Stratton said that the mutations that were found were consistent with what is known about the effects of ultraviolet light on DNA. "We clearly found a mutational signature of UV light," he said.
The biggest challenge the group encountered was identifying indels. "On both platforms, we still have problems calling indels," said Campbell. "It's the biggest black box we have," he added. Improving the bioinformatics, longer read lengths, and a better understanding of the artifacts that are causing the miscalls will lead to more accurate calling of the indels, he said.
As some of the first papers detailing cancer genome sequences, Raju Kucherlapati, a professor of genetics at Harvard who was not involved in the study, said they will help guide future research and sequencing protocols. In particular, they offer insight into the depth of coverage that is needed, and the false positive and false negative rates of the techniques. He said that these studies indicate that around 30-fold coverage can provide good results in the 90-percent or higher accuracy range.
The 3-percent false-positive rate was pretty good, Kucherlapati said, adding that improving the rate would first require a cost-benefit analysis.
In these papers, the researchers used Sanger sequencing to confirm the mutations that were identified. In the future, Kucherlapati thinks that more and more cancer genomes will be sequenced with next-gen technology, so identified mutations will be able to be evaluated across several different cell lines, which would eliminate the need to confirm with Sanger sequencing.
The Cancer Genome Atlas, launched by the National Cancer Institute and the National Human Genome Research Institute, for instance, has plans to sequence more than 20 different tumor types, including breast, brain, skin, and gastrointestinal cancers. They have already begun collecting tissue samples from around the world.
Matthew Meyerson at the Dana-Farber Cancer Institute agreed that in the future cancer genomes sequenced with next-gen technology will be compared with each other. "Where we're moving in the future is not a one-off sequencing of one sample, but the sequencing of tens or hundreds of samples. We need that for statistical power — of knowing how important a gene is for causing cancer," he said.
Meyerson also said that it would be important to sequence cancer genomes directly from the primary tumor, because the cancer cell lines could continue to evolve, so the cancer cells sequenced might have different mutations than those found in the primary tumor.
Campbell agreed that this could be an issue, but noted that the fact that the Sanger team found mutations that were consistent with what UV light and tobacco carcinogens are known to do to DNA suggested that the cell lines reflected what the patient experienced.
Closer study of the mutation signatures of UV and tobacco could also be important for figuring out how they cause cancer. "[The studies] provide a mechanistic understanding of the role that each of the mutagens play in developing cancer," Kucherlapati said.

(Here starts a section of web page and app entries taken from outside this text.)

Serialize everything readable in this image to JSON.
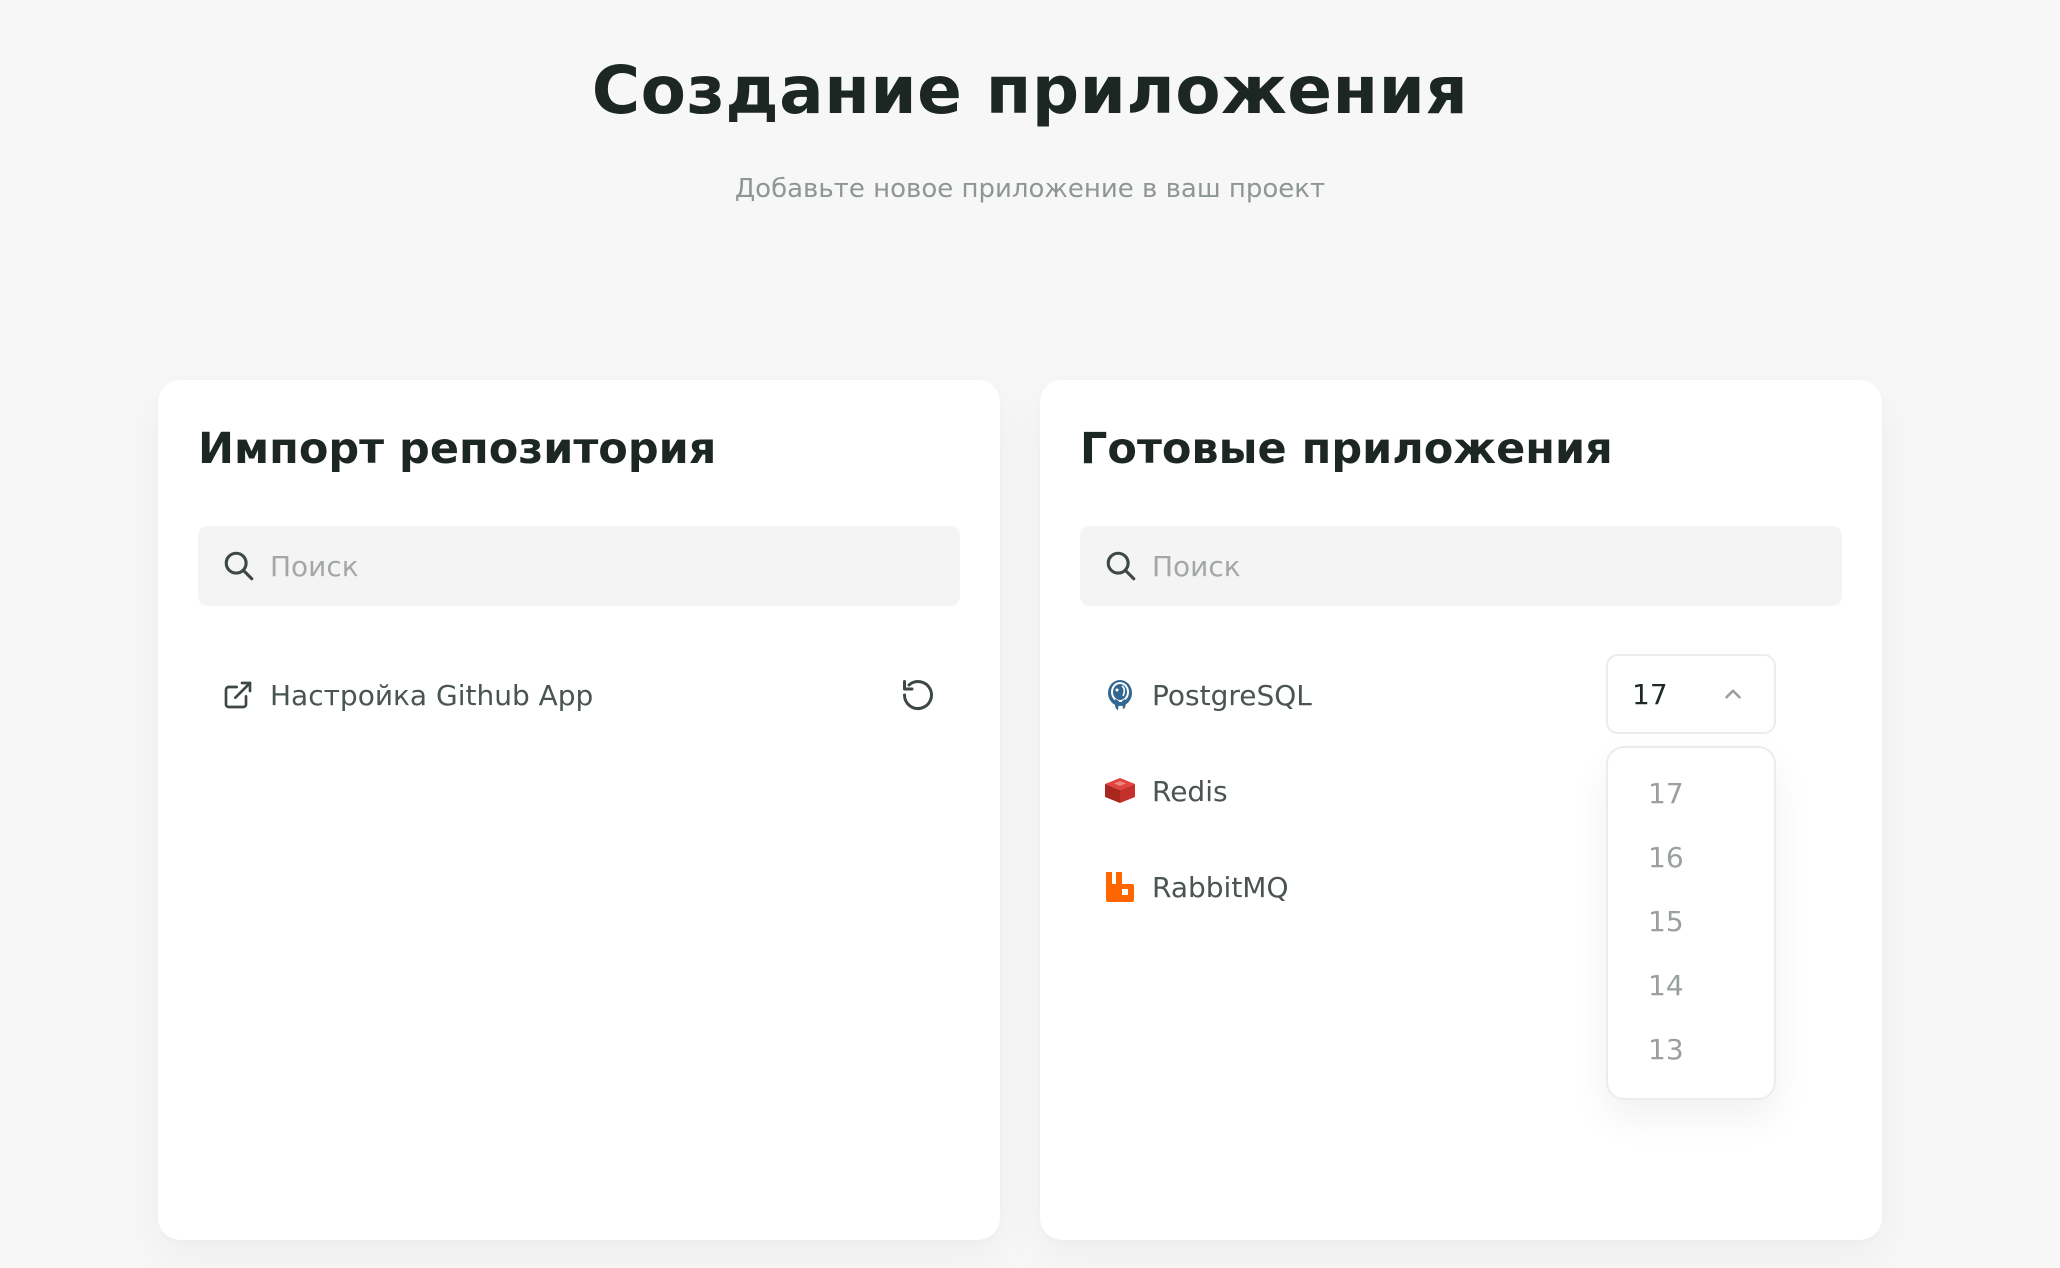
{
  "page": {
    "title": "Создание приложения",
    "subtitle": "Добавьте новое приложение в ваш проект"
  },
  "import_card": {
    "title": "Импорт репозитория",
    "search_placeholder": "Поиск",
    "github_link_label": "Настройка Github App"
  },
  "apps_card": {
    "title": "Готовые приложения",
    "search_placeholder": "Поиск",
    "apps": [
      {
        "label": "PostgreSQL",
        "icon": "postgresql-icon"
      },
      {
        "label": "Redis",
        "icon": "redis-icon"
      },
      {
        "label": "RabbitMQ",
        "icon": "rabbitmq-icon"
      }
    ],
    "version_select": {
      "selected": "17",
      "options": [
        "17",
        "16",
        "15",
        "14",
        "13"
      ]
    }
  },
  "colors": {
    "background": "#f7f7f7",
    "card": "#ffffff",
    "title_text": "#1c2623",
    "redis": "#c4302b",
    "rabbitmq": "#ff6600",
    "postgres": "#336791"
  }
}
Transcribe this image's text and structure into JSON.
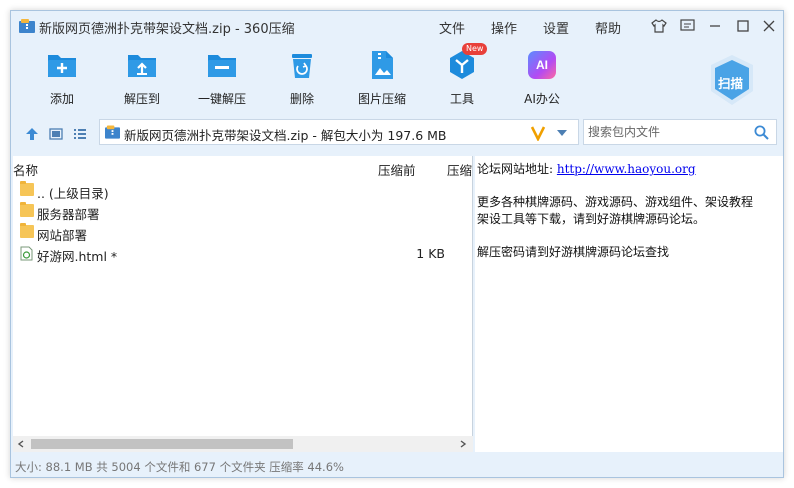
{
  "window": {
    "title": "新版网页德洲扑克带架设文档.zip - 360压缩",
    "menus": [
      "文件",
      "操作",
      "设置",
      "帮助"
    ]
  },
  "toolbar": {
    "items": [
      {
        "label": "添加",
        "icon": "add-icon"
      },
      {
        "label": "解压到",
        "icon": "extract-to-icon"
      },
      {
        "label": "一键解压",
        "icon": "one-click-extract-icon"
      },
      {
        "label": "删除",
        "icon": "delete-icon"
      },
      {
        "label": "图片压缩",
        "icon": "image-compress-icon"
      },
      {
        "label": "工具",
        "icon": "tools-icon",
        "badge": "New"
      },
      {
        "label": "AI办公",
        "icon": "ai-office-icon",
        "icon_text": "AI"
      }
    ],
    "scan_label": "扫描"
  },
  "address": {
    "path": "新版网页德洲扑克带架设文档.zip - 解包大小为 197.6 MB"
  },
  "search": {
    "placeholder": "搜索包内文件"
  },
  "file_list": {
    "columns": [
      "名称",
      "压缩前",
      "压缩"
    ],
    "rows": [
      {
        "name": ".. (上级目录)",
        "size": "",
        "type": "folder"
      },
      {
        "name": "服务器部署",
        "size": "",
        "type": "folder"
      },
      {
        "name": "网站部署",
        "size": "",
        "type": "folder"
      },
      {
        "name": "好游网.html *",
        "size": "1 KB",
        "type": "html"
      }
    ]
  },
  "comment": {
    "line1_label": "论坛网站地址:",
    "line1_link": "http://www.haoyou.org",
    "line2": "更多各种棋牌源码、游戏源码、游戏组件、架设教程",
    "line3": "架设工具等下载，请到好游棋牌源码论坛。",
    "line4": "解压密码请到好游棋牌源码论坛查找"
  },
  "status": {
    "text": "大小: 88.1 MB 共 5004 个文件和 677 个文件夹 压缩率 44.6%"
  },
  "colors": {
    "window_bg": "#e7f1fb",
    "accent": "#1d8bdc",
    "scan_bg": "#4aa3e6",
    "badge": "#e8403a"
  }
}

Both of the techniques also identified chromosomal rearrangements, which could previously only be identified using cytogenetic methods, Kucherlapati said. Meyerson agreed that this is a huge advantage of next-gen technology and could lead to new insights on cancer mechanisms. The chromosomal rearrangements that were found in the lung cancer genome were "particularly striking," Meyerson said. "It is a potential new pathway for small-cell lung cancer."
And, as the sequencing technologies continue to improve, Meyerson thinks researchers will continue to discover new mechanisms and learn more about the genes that cause cancer. "This is where cancer gene discovery is going, and in the long run, where cancer diagnosis is going," he said.